Nearly 40 maskless House Republican lawmakers walked across the Capitol and onto the Senate floor in protest of the Capitol physician’s decision to reinstate a mask mandate in the lower chamber but not in the upper chamber.
Republicans complained that the policy, backed by Speaker Nancy Pelosi (D-Calif.) and other Democrats, is inconsistent, infringes on personal liberty, and is based on politics, not science.
However, the body of the 100-member Senate is less than a quarter of the size of the 435-member House, and all but a handful of senators are vaccinated while dozens of House Republicans have refused to say whether they got the vaccine.
Republicans wanted to show “what it was like on the floor of the Senate versus the floor of the House. Obviously, it’s vastly different,” a maskless Rep. Ronny Jackson (R-Texas), who served as former President Trump ’s White House physician, told The Hill after the protest.

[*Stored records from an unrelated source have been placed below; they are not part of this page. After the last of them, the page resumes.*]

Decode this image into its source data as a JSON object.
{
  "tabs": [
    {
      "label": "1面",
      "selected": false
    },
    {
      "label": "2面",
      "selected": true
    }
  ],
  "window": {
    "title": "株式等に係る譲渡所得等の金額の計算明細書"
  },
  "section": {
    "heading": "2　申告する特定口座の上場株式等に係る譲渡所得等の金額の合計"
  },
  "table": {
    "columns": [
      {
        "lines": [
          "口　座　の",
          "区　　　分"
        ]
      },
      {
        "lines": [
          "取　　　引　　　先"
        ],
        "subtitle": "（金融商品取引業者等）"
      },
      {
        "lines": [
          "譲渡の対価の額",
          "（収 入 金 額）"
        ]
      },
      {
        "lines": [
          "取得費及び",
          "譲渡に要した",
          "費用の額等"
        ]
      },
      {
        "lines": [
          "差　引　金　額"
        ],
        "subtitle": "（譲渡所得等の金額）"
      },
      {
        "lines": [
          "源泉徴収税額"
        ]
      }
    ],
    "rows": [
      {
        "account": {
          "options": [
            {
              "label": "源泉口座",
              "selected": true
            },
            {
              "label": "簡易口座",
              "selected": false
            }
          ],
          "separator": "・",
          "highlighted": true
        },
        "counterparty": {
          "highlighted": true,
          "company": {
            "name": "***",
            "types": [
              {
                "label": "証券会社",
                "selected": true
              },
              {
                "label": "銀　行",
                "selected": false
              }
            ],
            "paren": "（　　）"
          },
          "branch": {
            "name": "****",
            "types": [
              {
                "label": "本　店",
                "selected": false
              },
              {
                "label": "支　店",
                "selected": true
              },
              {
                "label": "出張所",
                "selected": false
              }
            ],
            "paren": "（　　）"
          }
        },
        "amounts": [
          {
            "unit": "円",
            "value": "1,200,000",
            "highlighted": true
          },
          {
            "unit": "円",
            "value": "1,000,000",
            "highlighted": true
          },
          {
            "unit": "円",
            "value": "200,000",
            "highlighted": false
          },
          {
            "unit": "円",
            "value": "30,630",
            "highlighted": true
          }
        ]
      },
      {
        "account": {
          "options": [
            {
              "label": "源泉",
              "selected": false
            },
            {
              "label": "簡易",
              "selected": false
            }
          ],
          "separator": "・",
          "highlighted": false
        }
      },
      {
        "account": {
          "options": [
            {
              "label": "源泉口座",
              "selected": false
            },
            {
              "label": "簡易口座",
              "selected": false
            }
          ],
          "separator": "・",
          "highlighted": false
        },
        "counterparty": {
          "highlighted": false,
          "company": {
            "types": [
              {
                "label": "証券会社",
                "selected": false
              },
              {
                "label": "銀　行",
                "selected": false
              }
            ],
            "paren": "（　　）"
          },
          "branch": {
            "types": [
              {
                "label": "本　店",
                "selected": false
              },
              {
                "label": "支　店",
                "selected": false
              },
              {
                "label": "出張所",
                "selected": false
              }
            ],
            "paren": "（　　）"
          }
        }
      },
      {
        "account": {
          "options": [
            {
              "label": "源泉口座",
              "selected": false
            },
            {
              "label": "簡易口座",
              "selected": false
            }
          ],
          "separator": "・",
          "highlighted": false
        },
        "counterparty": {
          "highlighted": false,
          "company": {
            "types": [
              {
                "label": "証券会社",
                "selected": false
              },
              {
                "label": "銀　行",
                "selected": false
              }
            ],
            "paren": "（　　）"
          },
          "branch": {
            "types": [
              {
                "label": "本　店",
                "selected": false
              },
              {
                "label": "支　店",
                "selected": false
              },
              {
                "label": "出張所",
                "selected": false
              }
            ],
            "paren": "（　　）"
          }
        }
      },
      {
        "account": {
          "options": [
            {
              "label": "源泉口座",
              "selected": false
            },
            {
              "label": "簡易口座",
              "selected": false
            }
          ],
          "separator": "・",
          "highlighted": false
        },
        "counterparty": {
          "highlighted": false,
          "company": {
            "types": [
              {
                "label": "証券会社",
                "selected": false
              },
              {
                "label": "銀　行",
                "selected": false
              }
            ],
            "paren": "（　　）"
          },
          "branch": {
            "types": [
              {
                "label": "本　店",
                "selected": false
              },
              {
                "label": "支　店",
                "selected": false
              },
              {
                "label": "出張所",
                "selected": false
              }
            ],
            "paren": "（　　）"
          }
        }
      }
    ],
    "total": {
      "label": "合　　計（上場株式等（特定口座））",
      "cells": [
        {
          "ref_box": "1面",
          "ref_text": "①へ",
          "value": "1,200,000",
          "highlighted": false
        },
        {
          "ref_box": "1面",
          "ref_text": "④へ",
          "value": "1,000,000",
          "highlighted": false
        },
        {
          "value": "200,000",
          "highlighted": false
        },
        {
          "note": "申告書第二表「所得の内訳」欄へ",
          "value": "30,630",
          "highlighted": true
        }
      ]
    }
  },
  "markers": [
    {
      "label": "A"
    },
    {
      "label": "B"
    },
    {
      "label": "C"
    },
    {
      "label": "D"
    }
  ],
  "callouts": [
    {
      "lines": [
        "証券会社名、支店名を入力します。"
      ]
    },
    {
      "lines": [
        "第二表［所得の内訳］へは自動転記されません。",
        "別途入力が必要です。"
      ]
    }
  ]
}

Senators “have the freedom to speak without their mask on and be in there and it's not near as restrictive as it is on the House side. It makes no sense,” he added.
Among the group of Republicans who filed onto the Senate floor were Reps. Lauren Boebert (Colo.), Matt Gaetz (Fla.), Byron Donalds (Fla.), Marjorie Taylor Greene (Ga.), Chip Roy (Texas), Louie Gohmert (Texas), Madison Cawthorn (N.C.), Warren Davidson (Ohio), and Freedom Caucus Chairman Andy Biggs (Ariz.).
“At least in the Senate, they're recognizing individual responsibility and following science, not just using this as a political tool,” Rep. Barry Loudermilk (R-Ga.) told The Hill. “So, what are we doing: following the science or Pelosi’s political moves? It’s Pelosi’s political moves.”
The GOP lawmakers, who have Senate floor privileges as members of the House, tried to time their protest with a speech by Sen. Mike Lee (R-Utah) on individual freedom.
It came on the same day that the U.S. Capitol Police said that congressional aides and visitors could face arrest if they refuse to wear a mask on the House side of the Capitol complex, including the Rayburn, Longworth and Cannon office buildings. But as of Thursday afternoon, there were zero arrests even as dozens of House lawmakers and staffers walked around the Capitol’s hallways without donning a mask.
Capitol physician Brian Monahan’s new mask rules comes amid a surge in COVID-19 cases and hospitalizations, mostly in red states where the vaccination rate is low. Most of those new cases have been identified as the delta variant, which is much more contagious, health experts have said.
Earlier Thursday, Mayor Muriel Bowser said masks will once again be required indoors in D.C. starting this weekend. Public school districts across the country, including in the D.C. area, also announced that students, teachers and staff will have to wear masks indoors once kids head back in the fall.
And in a speech Thursday, President Biden said all federal workers will now be required to verify they have been vaccinated against COVID-19 or face mandatory mask wearing and weekly testing.
“It’s a pandemic of the unvaccinated,” Biden said at the White House. “People are dying who don’t have to die.”